**Work task**
If a line below includes the string "대우증권", copy it.

**Record set**
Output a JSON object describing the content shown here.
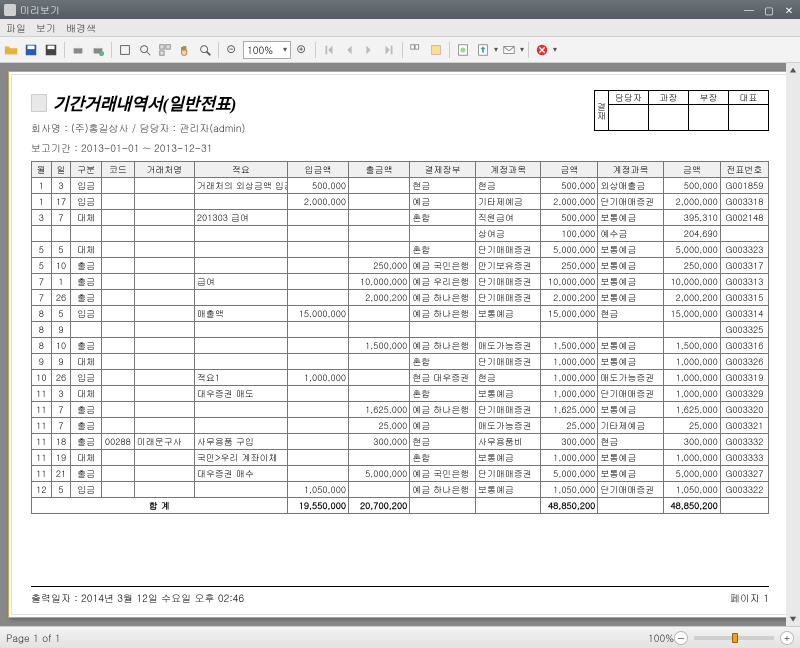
{
  "window": {
    "title": "미리보기"
  },
  "menu": {
    "file": "파일",
    "view": "보기",
    "bg": "배경색"
  },
  "toolbar": {
    "zoom": "100%"
  },
  "report": {
    "title": "기간거래내역서(일반전표)",
    "company_line": "회사명 :  (주)홍길상사 / 담당자 : 관리자(admin)",
    "period_line": "보고기간 :  2013-01-01  ~ 2013-12-31",
    "print_date": "출력일자 : 2014년 3월 12일 수요일 오후 02:46",
    "page_label": "페이지 1"
  },
  "approval": {
    "side": "결재",
    "c1": "담당자",
    "c2": "과장",
    "c3": "부장",
    "c4": "대표"
  },
  "columns": [
    "월",
    "일",
    "구분",
    "코드",
    "거래처명",
    "적요",
    "입금액",
    "출금액",
    "결제장부",
    "계정과목",
    "금액",
    "계정과목",
    "금액",
    "전표번호"
  ],
  "rows": [
    {
      "m": "1",
      "d": "3",
      "t": "입금",
      "code": "",
      "cust": "",
      "memo": "거래처의 외상금액 입금",
      "in": "500,000",
      "out": "",
      "book": "현금",
      "acc1": "현금",
      "amt1": "500,000",
      "acc2": "외상매출금",
      "amt2": "500,000",
      "no": "G001859"
    },
    {
      "m": "1",
      "d": "17",
      "t": "입금",
      "code": "",
      "cust": "",
      "memo": "",
      "in": "2,000,000",
      "out": "",
      "book": "예금",
      "acc1": "기타제예금",
      "amt1": "2,000,000",
      "acc2": "단기매매증권",
      "amt2": "2,000,000",
      "no": "G003318"
    },
    {
      "m": "3",
      "d": "7",
      "t": "대체",
      "code": "",
      "cust": "",
      "memo": "201303 급여",
      "in": "",
      "out": "",
      "book": "혼합",
      "acc1": "직원급여",
      "amt1": "500,000",
      "acc2": "보통예금",
      "amt2": "395,310",
      "no": "G002148"
    },
    {
      "m": "",
      "d": "",
      "t": "",
      "code": "",
      "cust": "",
      "memo": "",
      "in": "",
      "out": "",
      "book": "",
      "acc1": "상여금",
      "amt1": "100,000",
      "acc2": "예수금",
      "amt2": "204,690",
      "no": ""
    },
    {
      "m": "5",
      "d": "5",
      "t": "대체",
      "code": "",
      "cust": "",
      "memo": "",
      "in": "",
      "out": "",
      "book": "혼합",
      "acc1": "단기매매증권",
      "amt1": "5,000,000",
      "acc2": "보통예금",
      "amt2": "5,000,000",
      "no": "G003323"
    },
    {
      "m": "5",
      "d": "10",
      "t": "출금",
      "code": "",
      "cust": "",
      "memo": "",
      "in": "",
      "out": "250,000",
      "book": "예금 국민은행",
      "acc1": "만기보유증권",
      "amt1": "250,000",
      "acc2": "보통예금",
      "amt2": "250,000",
      "no": "G003317"
    },
    {
      "m": "7",
      "d": "1",
      "t": "출금",
      "code": "",
      "cust": "",
      "memo": "급여",
      "in": "",
      "out": "10,000,000",
      "book": "예금 우리은행",
      "acc1": "단기매매증권",
      "amt1": "10,000,000",
      "acc2": "보통예금",
      "amt2": "10,000,000",
      "no": "G003313"
    },
    {
      "m": "7",
      "d": "26",
      "t": "출금",
      "code": "",
      "cust": "",
      "memo": "",
      "in": "",
      "out": "2,000,200",
      "book": "예금 하나은행",
      "acc1": "단기매매증권",
      "amt1": "2,000,200",
      "acc2": "보통예금",
      "amt2": "2,000,200",
      "no": "G003315"
    },
    {
      "m": "8",
      "d": "5",
      "t": "입금",
      "code": "",
      "cust": "",
      "memo": "매출액",
      "in": "15,000,000",
      "out": "",
      "book": "예금 하나은행",
      "acc1": "보통예금",
      "amt1": "15,000,000",
      "acc2": "현금",
      "amt2": "15,000,000",
      "no": "G003314"
    },
    {
      "m": "8",
      "d": "9",
      "t": "",
      "code": "",
      "cust": "",
      "memo": "",
      "in": "",
      "out": "",
      "book": "",
      "acc1": "",
      "amt1": "",
      "acc2": "",
      "amt2": "",
      "no": "G003325"
    },
    {
      "m": "8",
      "d": "10",
      "t": "출금",
      "code": "",
      "cust": "",
      "memo": "",
      "in": "",
      "out": "1,500,000",
      "book": "예금 하나은행",
      "acc1": "매도가능증권",
      "amt1": "1,500,000",
      "acc2": "보통예금",
      "amt2": "1,500,000",
      "no": "G003316"
    },
    {
      "m": "9",
      "d": "9",
      "t": "대체",
      "code": "",
      "cust": "",
      "memo": "",
      "in": "",
      "out": "",
      "book": "혼합",
      "acc1": "단기매매증권",
      "amt1": "1,000,000",
      "acc2": "보통예금",
      "amt2": "1,000,000",
      "no": "G003326"
    },
    {
      "m": "10",
      "d": "26",
      "t": "입금",
      "code": "",
      "cust": "",
      "memo": "적요1",
      "in": "1,000,000",
      "out": "",
      "book": "현금 대우증권",
      "acc1": "현금",
      "amt1": "1,000,000",
      "acc2": "매도가능증권",
      "amt2": "1,000,000",
      "no": "G003319"
    },
    {
      "m": "11",
      "d": "3",
      "t": "대체",
      "code": "",
      "cust": "",
      "memo": "대우증권 매도",
      "in": "",
      "out": "",
      "book": "혼합",
      "acc1": "보통예금",
      "amt1": "1,000,000",
      "acc2": "단기매매증권",
      "amt2": "1,000,000",
      "no": "G003329"
    },
    {
      "m": "11",
      "d": "7",
      "t": "출금",
      "code": "",
      "cust": "",
      "memo": "",
      "in": "",
      "out": "1,625,000",
      "book": "예금 하나은행",
      "acc1": "단기매매증권",
      "amt1": "1,625,000",
      "acc2": "보통예금",
      "amt2": "1,625,000",
      "no": "G003320"
    },
    {
      "m": "11",
      "d": "7",
      "t": "출금",
      "code": "",
      "cust": "",
      "memo": "",
      "in": "",
      "out": "25,000",
      "book": "예금",
      "acc1": "매도가능증권",
      "amt1": "25,000",
      "acc2": "기타제예금",
      "amt2": "25,000",
      "no": "G003321"
    },
    {
      "m": "11",
      "d": "18",
      "t": "출금",
      "code": "00288",
      "cust": "미래문구사",
      "memo": "사무용품 구입",
      "in": "",
      "out": "300,000",
      "book": "현금",
      "acc1": "사무용품비",
      "amt1": "300,000",
      "acc2": "현금",
      "amt2": "300,000",
      "no": "G003332"
    },
    {
      "m": "11",
      "d": "19",
      "t": "대체",
      "code": "",
      "cust": "",
      "memo": "국민>우리 계좌이체",
      "in": "",
      "out": "",
      "book": "혼합",
      "acc1": "보통예금",
      "amt1": "1,000,000",
      "acc2": "보통예금",
      "amt2": "1,000,000",
      "no": "G003333"
    },
    {
      "m": "11",
      "d": "21",
      "t": "출금",
      "code": "",
      "cust": "",
      "memo": "대우증권 매수",
      "in": "",
      "out": "5,000,000",
      "book": "예금 국민은행",
      "acc1": "단기매매증권",
      "amt1": "5,000,000",
      "acc2": "보통예금",
      "amt2": "5,000,000",
      "no": "G003327"
    },
    {
      "m": "12",
      "d": "5",
      "t": "입금",
      "code": "",
      "cust": "",
      "memo": "",
      "in": "1,050,000",
      "out": "",
      "book": "예금 하나은행",
      "acc1": "보통예금",
      "amt1": "1,050,000",
      "acc2": "단기매매증권",
      "amt2": "1,050,000",
      "no": "G003322"
    }
  ],
  "total": {
    "label": "합 계",
    "in": "19,550,000",
    "out": "20,700,200",
    "amt1": "48,850,200",
    "amt2": "48,850,200"
  },
  "status": {
    "page": "Page 1 of 1",
    "zoom": "100%"
  }
}
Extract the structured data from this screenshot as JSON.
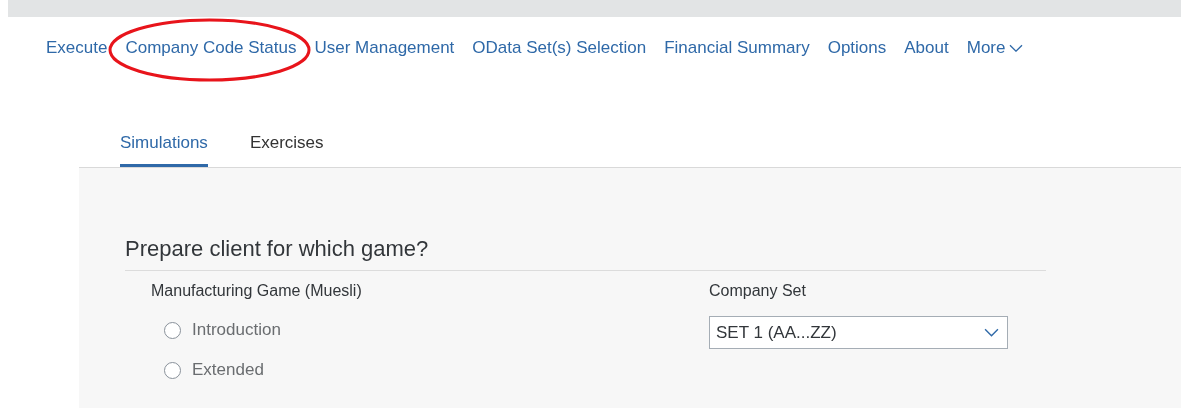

**Solution**
      "book": "현금 대우증권",
      "memo": "대우증권 매도",
      "memo": "대우증권 매수",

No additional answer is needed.